Mr. Manuel grew up on a small farm in Illinois, but his parents and grandparents are from the Coharie tribe in North Carolina. He began carving at the age of 13 because of his interest in music, learning the intricate art from a neighbor who made violins. During his 22 years in the Navy, Mr. Manuel made solid body guitars and played them in the ship bands. "Carving wasn't for ritual traditions for Coharie people," he explains, but for enjoyment and out of the tradition of making for ourselves, of making things that were needed and also things for entertainment and pleasure."
About 30 years ago, Mr. Manuel and his brother took an interest in exploring their Native American roots. They traced their family back to the late seventeenth century and were reunited with relatives and accepted back into the tribe.

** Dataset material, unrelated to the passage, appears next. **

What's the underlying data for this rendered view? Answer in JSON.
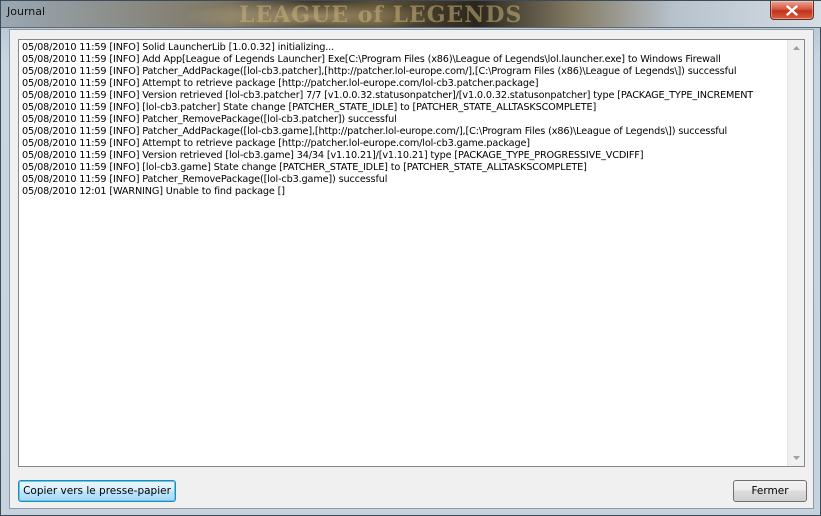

Mr. Manuel describes his work in this context of cultural reclamation: "My carving shows respect for the trees and helps people maintain this tradition. Also, taking a tree that is dead and making something out of it is a kind of respect for nature, so my work sustains Indian values." He continues to explore the art of wood carving to this day.

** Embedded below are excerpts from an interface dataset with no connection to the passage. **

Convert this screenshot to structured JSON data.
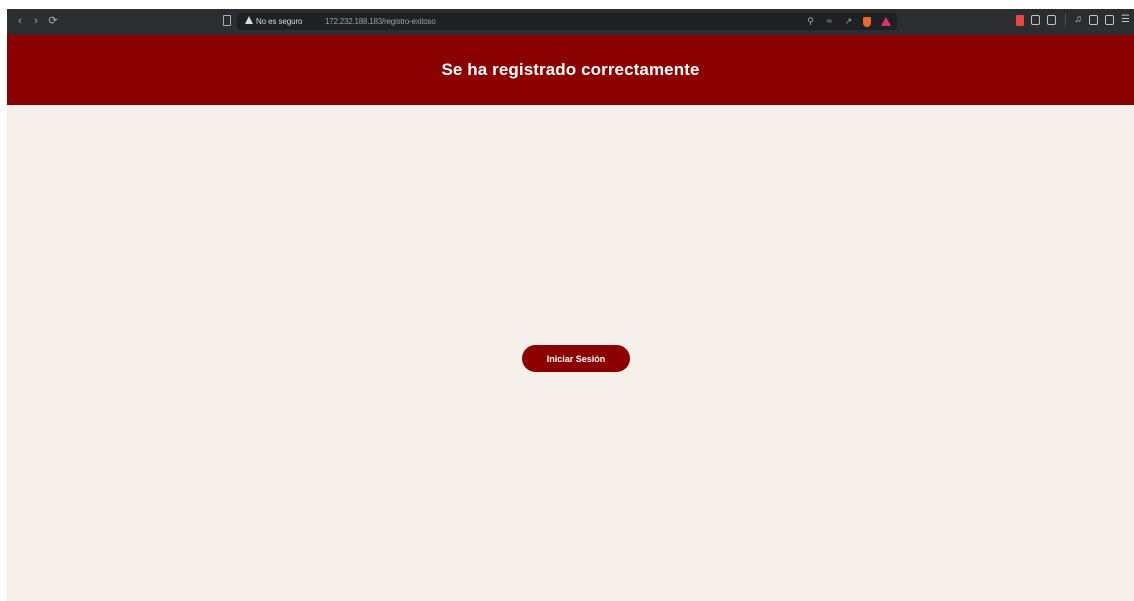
{
  "browser": {
    "security_label": "No es seguro",
    "url": "172.232.188.183/registro-exitoso"
  },
  "header": {
    "title": "Se ha registrado correctamente",
    "background": "#8b0000"
  },
  "main": {
    "login_button_label": "Iniciar Sesión",
    "background": "#f7f0ea"
  },
  "icons": [
    "back-icon",
    "forward-icon",
    "reload-icon",
    "bookmark-icon",
    "warning-icon",
    "zoom-icon",
    "translate-icon",
    "share-icon",
    "brave-shield-icon",
    "brave-rewards-icon"
  ]
}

Mr. Manuel is an active member of UAIDV (United American Indians of the Delaware Valley), and has had his work displayed at the Philadelphia Museum of Art, the UAIDV gift shop and gallery, and Fleisher Art Memorial, as part of the Philadelphia Folklore Project's exhibition "Folk Arts of Social Change."
Folk Arts of Social Change (FASC)